Reputation Contract: Each node is given a reputation score. The reputation contract checks the nodes’ track records to verify their authenticity and performance history. Any disreputable and unreliable node is sorted out and is not eligible for the data request.
Order Matching Contract: It delivers the data request to Chainlink nodes. These nodes then place their ‘bids’ for providing the requested data. Subsequently, the contract selects the right number of nodes among the ‘bidders’ who are reliable and capable of providing the requested data. Alternatively, users can also request specific nodes to provide the data.
Aggregating Contract: Once the selected nodes have collected the requested data through external sources, the Chainlink software translates the information to on-blockchain language. Here is where the powerful aggregating contract comes into play. It now validates the data from each single source and compares the data from the multiple sources. It can sort out false answers (if 7 out of 9 nodes provide the same but 2 differing data) and return a weighted score, using the sum of all data received.
Through this process, Chainlink has created a way to efficiently provide reliable and accurate off-chain data to smart contracts.
Does chainlink have a currency?
Yes, the Chainlink network has its own cryptocurrency called LINK. LINK has a total supply of 1 billion tokens. 35% of these were sold during the ICO in 2017 and about 55% of the tokens are still in the hands of the founding company. LINK does neither have a mining process, nor does it mint new tokens to reward staking. Consequently, its supply is fixed and unchangeable (no inflation).
LINK is a vital part of the Chainlink network and the only currency that can be used for interacting with the network. Smart Contracts that want to obtain data from the Chainlink network use LINK to pay node operators for their services. The Chainlink node operators determine prices for their services based on the demand and the current market for the requested data.
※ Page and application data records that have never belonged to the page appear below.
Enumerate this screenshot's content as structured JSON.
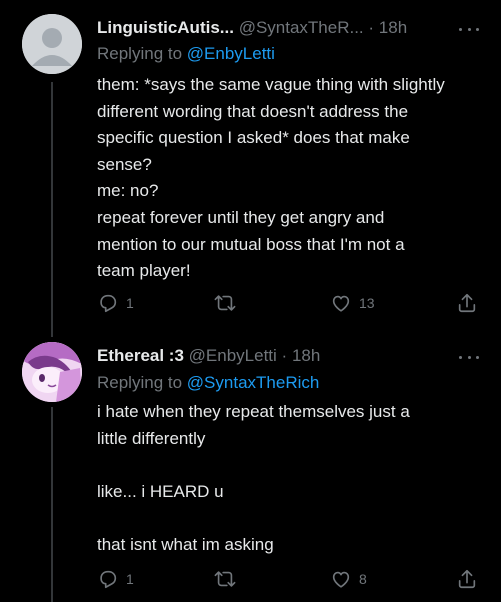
{
  "tweets": [
    {
      "display_name": "LinguisticAutis...",
      "handle": "@SyntaxTheR...",
      "separator": "·",
      "time": "18h",
      "replying_label": "Replying to",
      "replying_to": "@EnbyLetti",
      "lines": [
        "them: *says the same vague thing with slightly",
        "different wording that doesn't address the",
        "specific question I asked* does that make",
        "sense?",
        "me: no?",
        "repeat forever until they get angry and",
        "mention to our mutual boss that I'm not a",
        "team player!"
      ],
      "reply_count": "1",
      "retweet_count": "",
      "like_count": "13",
      "avatar_icon": "default-profile-silhouette"
    },
    {
      "display_name": "Ethereal :3",
      "handle": "@EnbyLetti",
      "separator": "·",
      "time": "18h",
      "replying_label": "Replying to",
      "replying_to": "@SyntaxTheRich",
      "lines": [
        "i hate when they repeat themselves just a",
        "little differently",
        "",
        "like... i HEARD u",
        "",
        "that isnt what im asking"
      ],
      "reply_count": "1",
      "retweet_count": "",
      "like_count": "8",
      "avatar_icon": "anime-character-artwork"
    }
  ],
  "colors": {
    "background": "#000000",
    "text": "#e7e9ea",
    "secondary": "#71767b",
    "link": "#1d9bf0",
    "divider": "#333639"
  }
}
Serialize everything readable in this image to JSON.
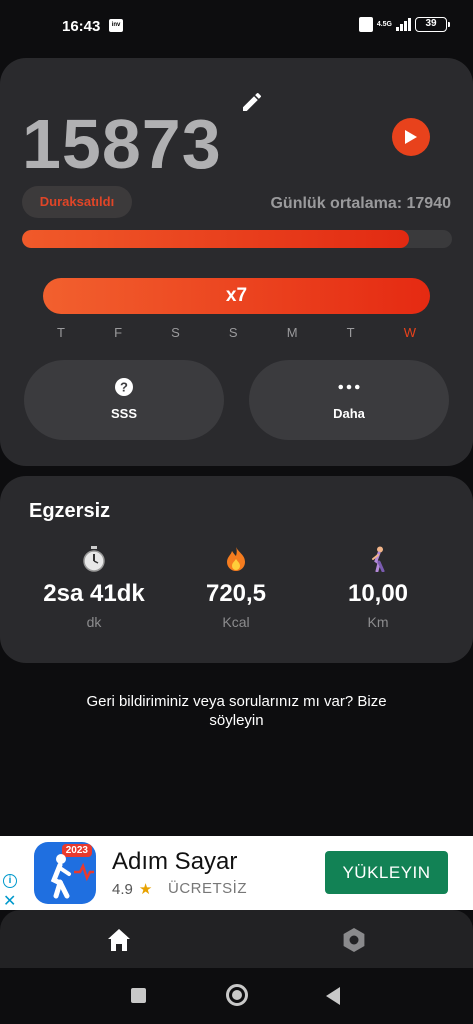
{
  "status_bar": {
    "time": "16:43",
    "app_badge": "inv",
    "volte": "Vo LTE",
    "network": "4.5G",
    "battery": "39"
  },
  "steps_card": {
    "steps": "15873",
    "paused_label": "Duraksatıldı",
    "daily_average": "Günlük ortalama: 17940",
    "progress_fraction": 0.9,
    "streak_label": "x7",
    "days": [
      "T",
      "F",
      "S",
      "S",
      "M",
      "T",
      "W"
    ],
    "today_index": 6,
    "faq_label": "SSS",
    "more_label": "Daha",
    "accent_color": "#e8421c"
  },
  "exercise": {
    "title": "Egzersiz",
    "metrics": [
      {
        "icon": "stopwatch-icon",
        "value": "2sa 41dk",
        "unit": "dk"
      },
      {
        "icon": "fire-icon",
        "value": "720,5",
        "unit": "Kcal"
      },
      {
        "icon": "walking-icon",
        "value": "10,00",
        "unit": "Km"
      }
    ]
  },
  "feedback": "Geri bildiriminiz veya sorularınız mı var? Bize söyleyin",
  "ad": {
    "year": "2023",
    "app_name": "Adım Sayar",
    "rating": "4.9",
    "price": "ÜCRETSİZ",
    "install_label": "YÜKLEYIN"
  }
}
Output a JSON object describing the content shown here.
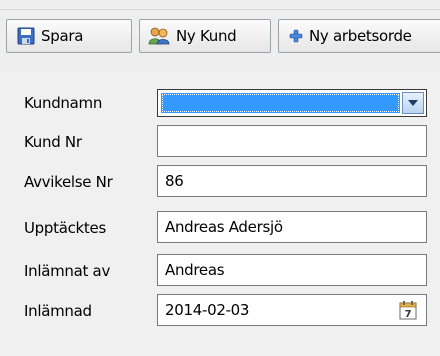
{
  "toolbar": {
    "save_label": "Spara",
    "new_customer_label": "Ny Kund",
    "new_order_label": "Ny arbetsorde"
  },
  "form": {
    "fields": [
      {
        "label": "Kundnamn",
        "value": ""
      },
      {
        "label": "Kund Nr",
        "value": ""
      },
      {
        "label": "Avvikelse Nr",
        "value": "86"
      },
      {
        "label": "Upptäcktes",
        "value": "Andreas Adersjö"
      },
      {
        "label": "Inlämnat av",
        "value": "Andreas"
      },
      {
        "label": "Inlämnad",
        "value": "2014-02-03"
      }
    ],
    "calendar_day": "7"
  },
  "icons": {
    "save": "floppy-disk-icon",
    "new_customer": "people-icon",
    "new_order": "plus-icon",
    "dropdown": "chevron-down-icon",
    "calendar": "calendar-icon"
  },
  "colors": {
    "selection": "#3399ff",
    "window_bg": "#f0f0f0"
  }
}
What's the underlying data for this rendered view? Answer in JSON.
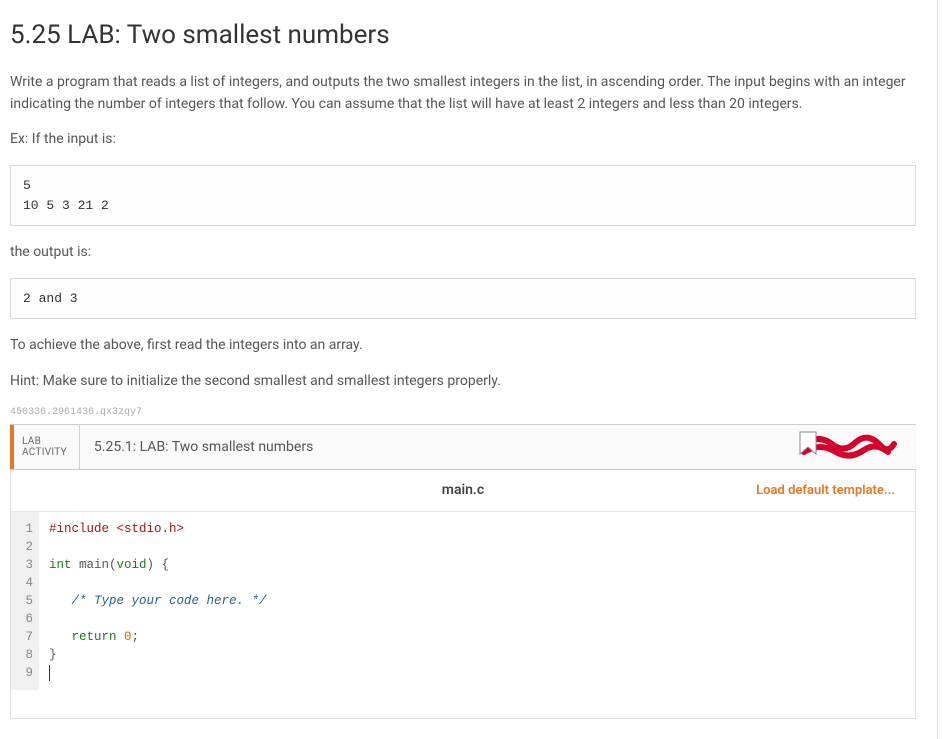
{
  "title": "5.25 LAB: Two smallest numbers",
  "description": "Write a program that reads a list of integers, and outputs the two smallest integers in the list, in ascending order. The input begins with an integer indicating the number of integers that follow. You can assume that the list will have at least 2 integers and less than 20 integers.",
  "example_intro": "Ex: If the input is:",
  "example_input": "5\n10 5 3 21 2",
  "output_intro": "the output is:",
  "example_output": "2 and 3",
  "instruction1": "To achieve the above, first read the integers into an array.",
  "instruction2": "Hint: Make sure to initialize the second smallest and smallest integers properly.",
  "small_id": "450336.2961436.qx3zqy7",
  "activity": {
    "label_line1": "LAB",
    "label_line2": "ACTIVITY",
    "number_title": "5.25.1: LAB: Two smallest numbers"
  },
  "editor": {
    "filename": "main.c",
    "load_template": "Load default template...",
    "lines": {
      "l1": "#include <stdio.h>",
      "l2": "",
      "l3_a": "int",
      "l3_b": " main(",
      "l3_c": "void",
      "l3_d": ") {",
      "l4": "",
      "l5": "   /* Type your code here. */",
      "l6": "",
      "l7_a": "   ",
      "l7_b": "return",
      "l7_c": " ",
      "l7_d": "0",
      "l7_e": ";",
      "l8": "}",
      "l9": ""
    },
    "line_numbers": [
      "1",
      "2",
      "3",
      "4",
      "5",
      "6",
      "7",
      "8",
      "9"
    ]
  }
}
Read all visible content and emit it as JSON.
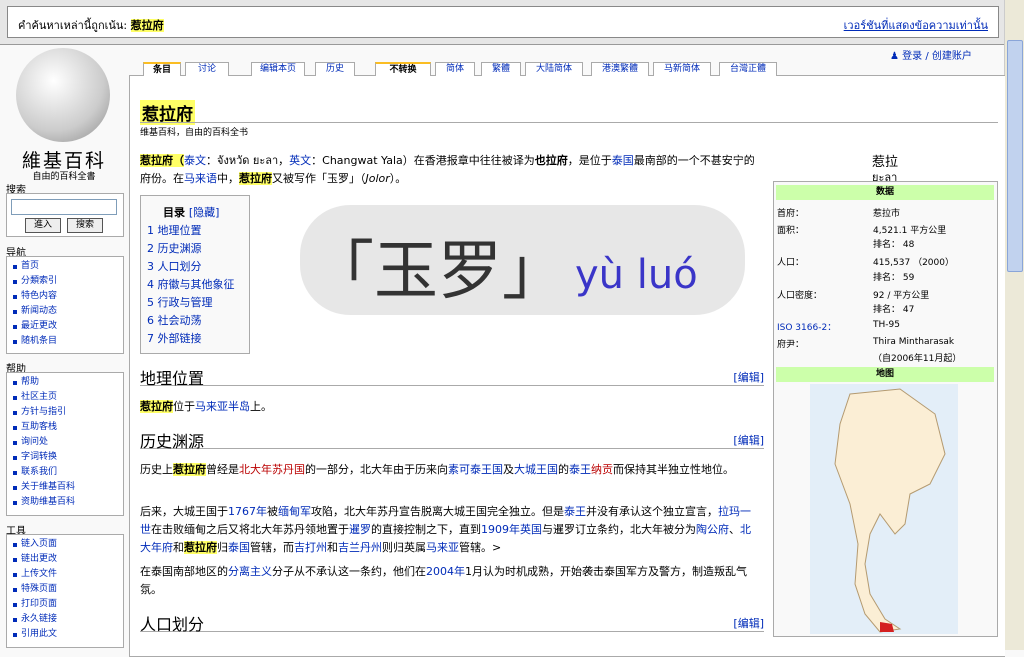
{
  "cache": {
    "label": "คำค้นหาเหล่านี้ถูกเน้น:",
    "term": "惹拉府",
    "text_version_link": "เวอร์ชันที่แสดงข้อความเท่านั้น"
  },
  "logo": {
    "title": "維基百科",
    "subtitle": "自由的百科全書"
  },
  "search": {
    "heading": "搜索",
    "go_button": "進入",
    "search_button": "搜索"
  },
  "sidebar": {
    "nav_heading": "导航",
    "nav_items": [
      "首页",
      "分類索引",
      "特色内容",
      "新闻动态",
      "最近更改",
      "随机条目"
    ],
    "help_heading": "帮助",
    "help_items": [
      "帮助",
      "社区主页",
      "方针与指引",
      "互助客栈",
      "询问处",
      "字词转换",
      "联系我们",
      "关于维基百科",
      "资助维基百科"
    ],
    "tools_heading": "工具",
    "tools_items": [
      "链入页面",
      "链出更改",
      "上传文件",
      "特殊页面",
      "打印页面",
      "永久链接",
      "引用此文"
    ]
  },
  "tabs": [
    "条目",
    "讨论",
    "编辑本页",
    "历史",
    "不转换",
    "简体",
    "繁體",
    "大陆简体",
    "港澳繁體",
    "马新简体",
    "台灣正體"
  ],
  "login": "登录 / 创建账户",
  "article": {
    "title": "惹拉府",
    "subtitle": "维基百科，自由的百科全书",
    "intro_1a": "惹拉府（",
    "intro_1b": "泰文",
    "intro_1c": "：จังหวัด ยะลา，",
    "intro_1d": "英文",
    "intro_1e": "：Changwat Yala）在香港报章中往往被译为",
    "intro_1f": "也拉府",
    "intro_1g": "，是位于",
    "intro_1h": "泰国",
    "intro_1i": "最南部的一个不甚安宁的府份。在",
    "intro_1j": "马来语",
    "intro_1k": "中，",
    "intro_1l": "惹拉府",
    "intro_1m": "又被写作「玉罗」（",
    "intro_1n": "Jolor",
    "intro_1o": "）。"
  },
  "toc": {
    "title": "目录",
    "hide": "[隐藏]",
    "items": [
      "1 地理位置",
      "2 历史渊源",
      "3 人口划分",
      "4 府徽与其他象征",
      "5 行政与管理",
      "6 社会动荡",
      "7 外部链接"
    ]
  },
  "overlay": {
    "chars": "「玉罗」",
    "pinyin": "yù luó"
  },
  "sections": {
    "geo": {
      "title": "地理位置",
      "edit": "[编辑]",
      "p1": "惹拉府",
      "p2": "位于",
      "p3": "马来亚半岛",
      "p4": "上。"
    },
    "history": {
      "title": "历史渊源",
      "edit": "[编辑]",
      "p1a": "历史上",
      "p1b": "惹拉府",
      "p1c": "曾经是",
      "p1d": "北大年苏丹国",
      "p1e": "的一部分，北大年由于历来向",
      "p1f": "素可泰王国",
      "p1g": "及",
      "p1h": "大城王国",
      "p1i": "的",
      "p1j": "泰王",
      "p1k": "纳贡",
      "p1l": "而保持其半独立性地位。",
      "p2a": "后来，大城王国于",
      "p2b": "1767年",
      "p2c": "被",
      "p2d": "缅甸军",
      "p2e": "攻陷，北大年苏丹宣告脱离大城王国完全独立。但是",
      "p2f": "泰王",
      "p2g": "并没有承认这个独立宣言，",
      "p2h": "拉玛一世",
      "p2i": "在击败缅甸之后又将北大年苏丹领地置于",
      "p2j": "暹罗",
      "p2k": "的直接控制之下，直到",
      "p2l": "1909年",
      "p2m": "英国",
      "p2n": "与暹罗订立条约，北大年被分为",
      "p2o": "陶公府",
      "p2p": "、",
      "p2q": "北大年府",
      "p2r": "和",
      "p2s": "惹拉府",
      "p2t": "归",
      "p2u": "泰国",
      "p2v": "管辖，而",
      "p2w": "吉打州",
      "p2x": "和",
      "p2y": "吉兰丹州",
      "p2z": "则归英属",
      "p2aa": "马来亚",
      "p2ab": "管辖。>",
      "p3a": "在泰国南部地区的",
      "p3b": "分离主义",
      "p3c": "分子从不承认这一条约，他们在",
      "p3d": "2004年",
      "p3e": "1月认为时机成熟，开始袭击泰国军方及警方，制造叛乱气氛。"
    },
    "pop": {
      "title": "人口划分",
      "edit": "[编辑]"
    }
  },
  "infobox": {
    "name": "惹拉",
    "name_thai": "ยะลา",
    "data_heading": "数据",
    "rows": [
      {
        "k": "首府：",
        "v": "惹拉市"
      },
      {
        "k": "面积：",
        "v": "4,521.1 平方公里"
      },
      {
        "k": "",
        "v": "排名： 48"
      },
      {
        "k": "人口：",
        "v": "415,537 （2000）"
      },
      {
        "k": "",
        "v": "排名： 59"
      },
      {
        "k": "人口密度：",
        "v": "92 / 平方公里"
      },
      {
        "k": "",
        "v": "排名： 47"
      },
      {
        "k": "ISO 3166-2：",
        "v": "TH-95"
      },
      {
        "k": "府尹：",
        "v": "Thira Mintharasak"
      },
      {
        "k": "",
        "v": "（自2006年11月起）"
      }
    ],
    "map_heading": "地图"
  },
  "colors": {
    "highlight": "#ffff66",
    "link": "#002bb8",
    "redlink": "#ba0000",
    "infobox_head": "#ccffaa"
  }
}
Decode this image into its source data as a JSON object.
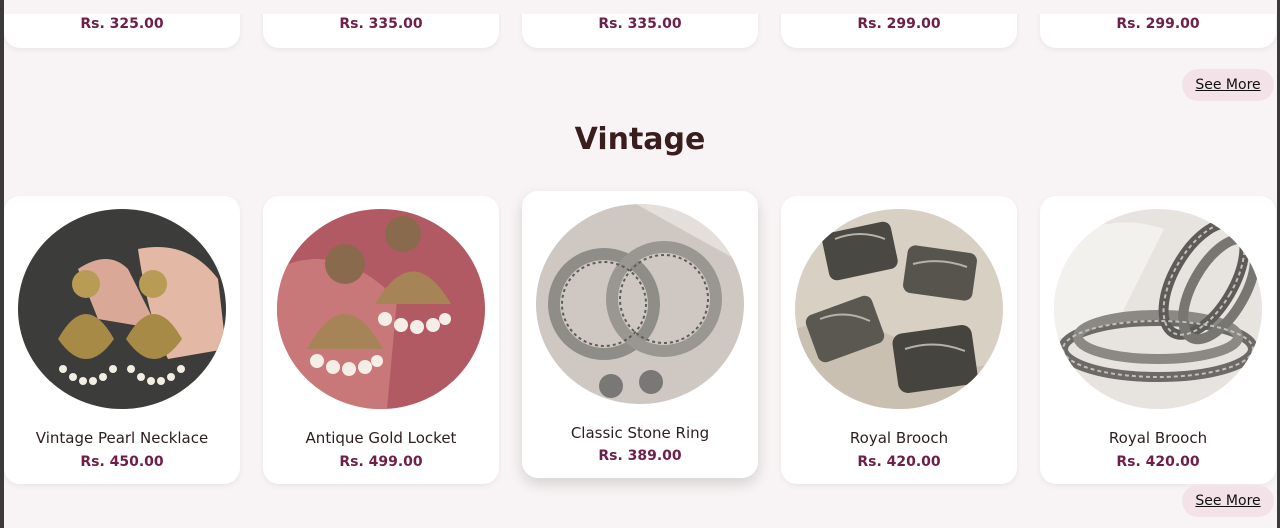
{
  "top_row": {
    "prices": [
      "Rs. 325.00",
      "Rs. 335.00",
      "Rs. 335.00",
      "Rs. 299.00",
      "Rs. 299.00"
    ],
    "see_more": "See More"
  },
  "vintage": {
    "title": "Vintage",
    "products": [
      {
        "name": "Vintage Pearl Necklace",
        "price": "Rs. 450.00",
        "image": "gold-chandbali-earrings"
      },
      {
        "name": "Antique Gold Locket",
        "price": "Rs. 499.00",
        "image": "gold-jhumka-earrings"
      },
      {
        "name": "Classic Stone Ring",
        "price": "Rs. 389.00",
        "image": "silver-hoop-jhumka-earrings"
      },
      {
        "name": "Royal Brooch",
        "price": "Rs. 420.00",
        "image": "oxidised-silver-bangles"
      },
      {
        "name": "Royal Brooch",
        "price": "Rs. 420.00",
        "image": "stacked-silver-bangles"
      }
    ],
    "see_more": "See More"
  },
  "colors": {
    "price": "#6e1f47",
    "background": "#f8f4f5",
    "see_more_bg": "#f3e3e8"
  }
}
Further, to participate as a data provider in the network, node operators must stake LINK. The deposited LINK demonstrates their commitment to the network and incentivizes good service. The size of a node’s stake serves, among other criteria, is an important factor for its reputation score. Therefore, the greater a node’s stake, the more likely it is to be chosen to fulfill data requests, which in return earn it additional LINK tokens. The Chainlink network also punishes faulty or dishonest nodes by deducting their stake to compensate the counterparty for poor service.
Read the guide: How to Buy Chainlink